━━ RECORDS FOR THIS EXERCISE ━━
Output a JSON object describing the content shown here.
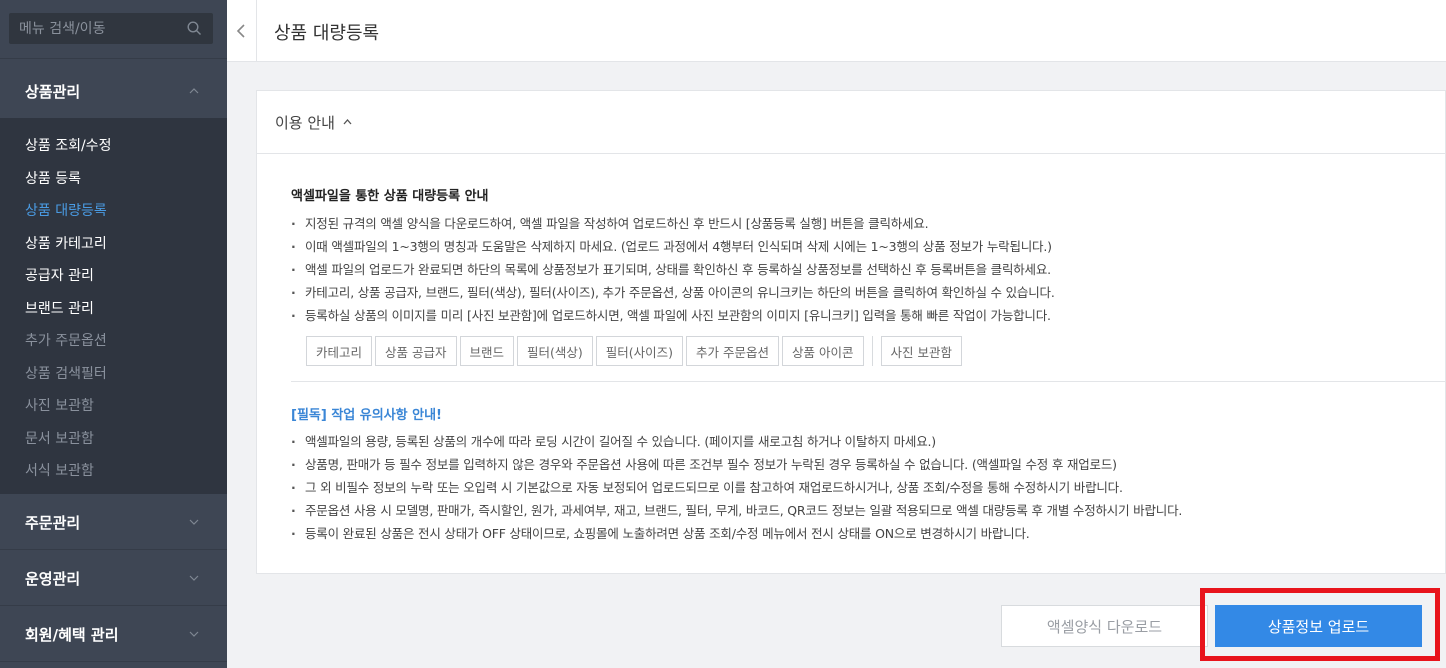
{
  "sidebar": {
    "search_placeholder": "메뉴 검색/이동",
    "sections": {
      "product": "상품관리",
      "order": "주문관리",
      "operation": "운영관리",
      "member": "회원/혜택 관리"
    },
    "items": [
      "상품 조회/수정",
      "상품 등록",
      "상품 대량등록",
      "상품 카테고리",
      "공급자 관리",
      "브랜드 관리",
      "추가 주문옵션",
      "상품 검색필터",
      "사진 보관함",
      "문서 보관함",
      "서식 보관함"
    ],
    "active_color": "#4a9be3"
  },
  "header": {
    "title": "상품 대량등록"
  },
  "guide": {
    "toggle_label": "이용 안내",
    "title": "액셀파일을 통한 상품 대량등록 안내",
    "bullets": [
      "지정된 규격의 액셀 양식을 다운로드하여, 액셀 파일을 작성하여 업로드하신 후 반드시 [상품등록 실행] 버튼을 클릭하세요.",
      "이때 액셀파일의 1~3행의 명칭과 도움말은 삭제하지 마세요. (업로드 과정에서 4행부터 인식되며 삭제 시에는 1~3행의 상품 정보가 누락됩니다.)",
      "액셀 파일의 업로드가 완료되면 하단의 목록에 상품정보가 표기되며, 상태를 확인하신 후 등록하실 상품정보를 선택하신 후 등록버튼을 클릭하세요.",
      "카테고리, 상품 공급자, 브랜드, 필터(색상), 필터(사이즈), 추가 주문옵션, 상품 아이콘의 유니크키는 하단의 버튼을 클릭하여 확인하실 수 있습니다.",
      "등록하실 상품의 이미지를 미리 [사진 보관함]에 업로드하시면, 액셀 파일에 사진 보관함의 이미지 [유니크키] 입력을 통해 빠른 작업이 가능합니다."
    ],
    "key_buttons": [
      "카테고리",
      "상품 공급자",
      "브랜드",
      "필터(색상)",
      "필터(사이즈)",
      "추가 주문옵션",
      "상품 아이콘"
    ],
    "photo_button": "사진 보관함"
  },
  "notice": {
    "title": "[필독] 작업 유의사항 안내!",
    "bullets": [
      "액셀파일의 용량, 등록된 상품의 개수에 따라 로딩 시간이 길어질 수 있습니다. (페이지를 새로고침 하거나 이탈하지 마세요.)",
      "상품명, 판매가 등 필수 정보를 입력하지 않은 경우와 주문옵션 사용에 따른 조건부 필수 정보가 누락된 경우 등록하실 수 없습니다. (액셀파일 수정 후 재업로드)",
      "그 외 비필수 정보의 누락 또는 오입력 시 기본값으로 자동 보정되어 업로드되므로 이를 참고하여 재업로드하시거나, 상품 조회/수정을 통해 수정하시기 바랍니다.",
      "주문옵션 사용 시 모델명, 판매가, 즉시할인, 원가, 과세여부, 재고, 브랜드, 필터, 무게, 바코드, QR코드 정보는 일괄 적용되므로 액셀 대량등록 후 개별 수정하시기 바랍니다.",
      "등록이 완료된 상품은 전시 상태가 OFF 상태이므로, 쇼핑몰에 노출하려면 상품 조회/수정 메뉴에서 전시 상태를 ON으로 변경하시기 바랍니다."
    ]
  },
  "actions": {
    "download_label": "액셀양식 다운로드",
    "upload_label": "상품정보 업로드",
    "upload_color": "#3389e6",
    "highlight_color": "#e8141c"
  }
}
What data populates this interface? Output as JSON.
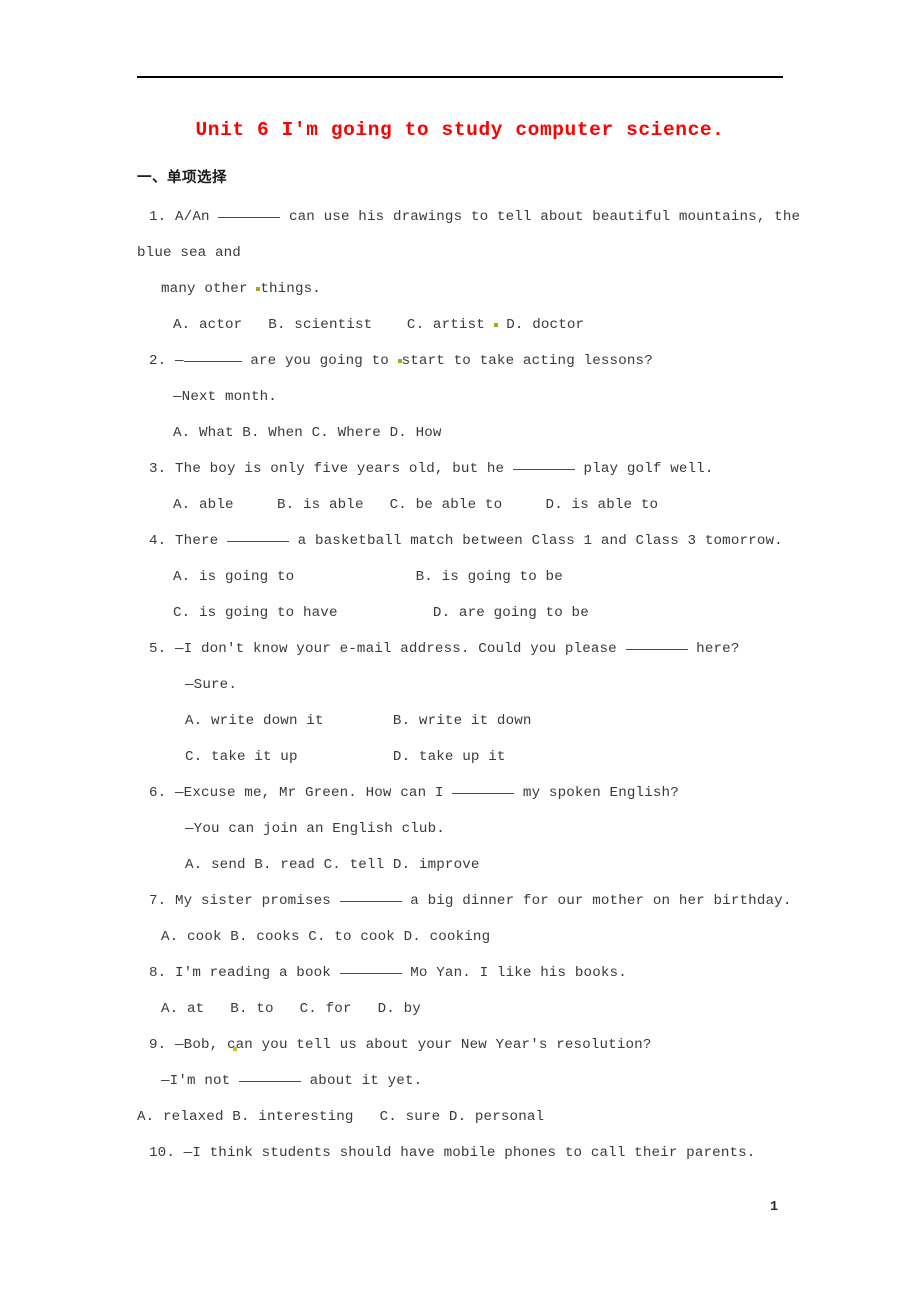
{
  "document": {
    "title": "Unit 6 I'm going to study computer science.",
    "title_color": "#ff0000",
    "page_number": "1",
    "section_heading": "一、单项选择"
  },
  "lines": [
    {
      "id": "q1a_pre",
      "text": "1. A/An "
    },
    {
      "id": "q1a_post",
      "text": " can use his drawings to tell about beautiful mountains, the"
    },
    {
      "id": "q1b",
      "text": "blue sea and"
    },
    {
      "id": "q1c_pre",
      "text": "many other "
    },
    {
      "id": "q1c_post",
      "text": "things."
    },
    {
      "id": "q1_opt_a",
      "text": "A. actor   B. scientist    C. artist "
    },
    {
      "id": "q1_opt_b",
      "text": " D. doctor"
    },
    {
      "id": "q2_pre",
      "text": "2. —"
    },
    {
      "id": "q2_post",
      "text": " are you going to "
    },
    {
      "id": "q2_post2",
      "text": "start to take acting lessons?"
    },
    {
      "id": "q2_ans",
      "text": "—Next month."
    },
    {
      "id": "q2_opts",
      "text": "A. What B. When C. Where D. How"
    },
    {
      "id": "q3_pre",
      "text": "3. The boy is only five years old, but he "
    },
    {
      "id": "q3_post",
      "text": " play golf well."
    },
    {
      "id": "q3_opts",
      "text": "A. able     B. is able   C. be able to     D. is able to"
    },
    {
      "id": "q4_pre",
      "text": "4. There "
    },
    {
      "id": "q4_post",
      "text": " a basketball match between Class 1 and Class 3 tomorrow."
    },
    {
      "id": "q4_ab",
      "text": "A. is going to              B. is going to be"
    },
    {
      "id": "q4_cd",
      "text": "C. is going to have           D. are going to be"
    },
    {
      "id": "q5_pre",
      "text": "5. —I don't know your e-mail address. Could you please "
    },
    {
      "id": "q5_post",
      "text": " here?"
    },
    {
      "id": "q5_ans",
      "text": "—Sure."
    },
    {
      "id": "q5_ab",
      "text": "A. write down it        B. write it down"
    },
    {
      "id": "q5_cd",
      "text": "C. take it up           D. take up it"
    },
    {
      "id": "q6_pre",
      "text": "6. —Excuse me, Mr Green. How can I "
    },
    {
      "id": "q6_post",
      "text": " my spoken English?"
    },
    {
      "id": "q6_ans",
      "text": "—You can join an English club."
    },
    {
      "id": "q6_opts",
      "text": "A. send B. read C. tell D. improve"
    },
    {
      "id": "q7_pre",
      "text": "7. My sister promises "
    },
    {
      "id": "q7_post",
      "text": " a big dinner for our mother on her birthday."
    },
    {
      "id": "q7_opts",
      "text": "A. cook B. cooks C. to cook D. cooking"
    },
    {
      "id": "q8_pre",
      "text": "8. I'm reading a book "
    },
    {
      "id": "q8_post",
      "text": " Mo Yan. I like his books."
    },
    {
      "id": "q8_opts",
      "text": "A. at   B. to   C. for   D. by"
    },
    {
      "id": "q9_pre",
      "text": "9. —Bob, c"
    },
    {
      "id": "q9_post",
      "text": "an you tell us about your New Year's resolution?"
    },
    {
      "id": "q9_ans_pre",
      "text": "—I'm not "
    },
    {
      "id": "q9_ans_post",
      "text": " about it yet."
    },
    {
      "id": "q9_opts",
      "text": "A. relaxed B. interesting   C. sure D. personal"
    },
    {
      "id": "q10",
      "text": "10. —I think students should have mobile phones to call their parents."
    }
  ]
}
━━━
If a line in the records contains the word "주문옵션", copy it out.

      "추가 주문옵션",
      "카테고리, 상품 공급자, 브랜드, 필터(색상), 필터(사이즈), 추가 주문옵션, 상품 아이콘의 유니크키는 하단의 버튼을 클릭하여 확인하실 수 있습니다.",
      "추가 주문옵션",
      "상품명, 판매가 등 필수 정보를 입력하지 않은 경우와 주문옵션 사용에 따른 조건부 필수 정보가 누락된 경우 등록하실 수 없습니다. (액셀파일 수정 후 재업로드)",
      "주문옵션 사용 시 모델명, 판매가, 즉시할인, 원가, 과세여부, 재고, 브랜드, 필터, 무게, 바코드, QR코드 정보는 일괄 적용되므로 액셀 대량등록 후 개별 수정하시기 바랍니다.",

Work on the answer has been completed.